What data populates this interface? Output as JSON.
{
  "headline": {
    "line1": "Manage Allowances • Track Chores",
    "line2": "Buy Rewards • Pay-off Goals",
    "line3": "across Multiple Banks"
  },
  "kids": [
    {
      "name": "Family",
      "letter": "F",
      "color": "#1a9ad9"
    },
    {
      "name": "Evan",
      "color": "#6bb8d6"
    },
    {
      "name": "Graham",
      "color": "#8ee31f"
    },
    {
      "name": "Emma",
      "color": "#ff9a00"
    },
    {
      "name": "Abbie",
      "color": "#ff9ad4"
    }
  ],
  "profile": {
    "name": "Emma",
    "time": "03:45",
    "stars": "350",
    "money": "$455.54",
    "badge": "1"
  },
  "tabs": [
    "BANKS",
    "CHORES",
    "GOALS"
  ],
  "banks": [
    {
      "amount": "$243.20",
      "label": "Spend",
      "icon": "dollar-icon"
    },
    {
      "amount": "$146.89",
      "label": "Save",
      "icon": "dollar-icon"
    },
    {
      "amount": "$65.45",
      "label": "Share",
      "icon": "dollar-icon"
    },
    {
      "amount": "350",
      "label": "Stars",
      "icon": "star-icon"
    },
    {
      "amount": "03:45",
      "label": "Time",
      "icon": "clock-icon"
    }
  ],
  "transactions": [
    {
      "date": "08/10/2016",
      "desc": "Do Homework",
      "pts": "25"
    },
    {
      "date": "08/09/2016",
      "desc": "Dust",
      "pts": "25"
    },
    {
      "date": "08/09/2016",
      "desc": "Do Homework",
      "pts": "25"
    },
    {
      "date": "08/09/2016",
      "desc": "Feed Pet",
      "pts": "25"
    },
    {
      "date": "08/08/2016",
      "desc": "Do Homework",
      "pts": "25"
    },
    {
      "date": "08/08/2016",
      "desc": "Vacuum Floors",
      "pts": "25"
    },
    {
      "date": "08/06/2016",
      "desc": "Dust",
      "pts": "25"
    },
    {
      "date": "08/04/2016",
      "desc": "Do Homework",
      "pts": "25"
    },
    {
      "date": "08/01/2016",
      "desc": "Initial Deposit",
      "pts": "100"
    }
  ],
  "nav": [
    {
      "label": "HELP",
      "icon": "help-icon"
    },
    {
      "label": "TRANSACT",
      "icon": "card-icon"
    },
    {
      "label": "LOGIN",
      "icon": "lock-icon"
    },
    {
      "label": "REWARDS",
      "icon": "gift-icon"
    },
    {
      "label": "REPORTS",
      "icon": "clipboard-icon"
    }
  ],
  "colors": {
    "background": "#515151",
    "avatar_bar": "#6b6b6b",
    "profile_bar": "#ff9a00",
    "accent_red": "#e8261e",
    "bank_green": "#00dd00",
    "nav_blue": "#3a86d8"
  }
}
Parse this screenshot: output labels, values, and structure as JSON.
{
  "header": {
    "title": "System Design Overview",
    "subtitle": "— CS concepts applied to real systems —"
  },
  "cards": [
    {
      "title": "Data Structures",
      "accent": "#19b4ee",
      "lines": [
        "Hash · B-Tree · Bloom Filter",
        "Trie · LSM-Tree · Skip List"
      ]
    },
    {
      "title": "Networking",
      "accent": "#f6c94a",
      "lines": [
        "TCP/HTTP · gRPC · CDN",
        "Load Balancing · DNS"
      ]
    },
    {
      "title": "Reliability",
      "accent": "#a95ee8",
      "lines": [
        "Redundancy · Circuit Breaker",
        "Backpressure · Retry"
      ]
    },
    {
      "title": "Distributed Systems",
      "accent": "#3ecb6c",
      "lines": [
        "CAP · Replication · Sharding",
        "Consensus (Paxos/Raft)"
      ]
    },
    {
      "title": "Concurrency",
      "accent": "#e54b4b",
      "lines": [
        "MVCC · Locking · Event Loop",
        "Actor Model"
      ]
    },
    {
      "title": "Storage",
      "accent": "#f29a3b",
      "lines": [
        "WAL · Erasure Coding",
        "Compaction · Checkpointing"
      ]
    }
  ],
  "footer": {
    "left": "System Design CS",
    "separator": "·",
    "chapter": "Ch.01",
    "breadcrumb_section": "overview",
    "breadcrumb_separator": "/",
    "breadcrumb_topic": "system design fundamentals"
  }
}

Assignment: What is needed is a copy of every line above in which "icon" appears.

Reply:
      "icon": "dollar-icon"
      "icon": "dollar-icon"
      "icon": "dollar-icon"
      "icon": "star-icon"
      "icon": "clock-icon"
      "icon": "help-icon"
      "icon": "card-icon"
      "icon": "lock-icon"
      "icon": "gift-icon"
      "icon": "clipboard-icon"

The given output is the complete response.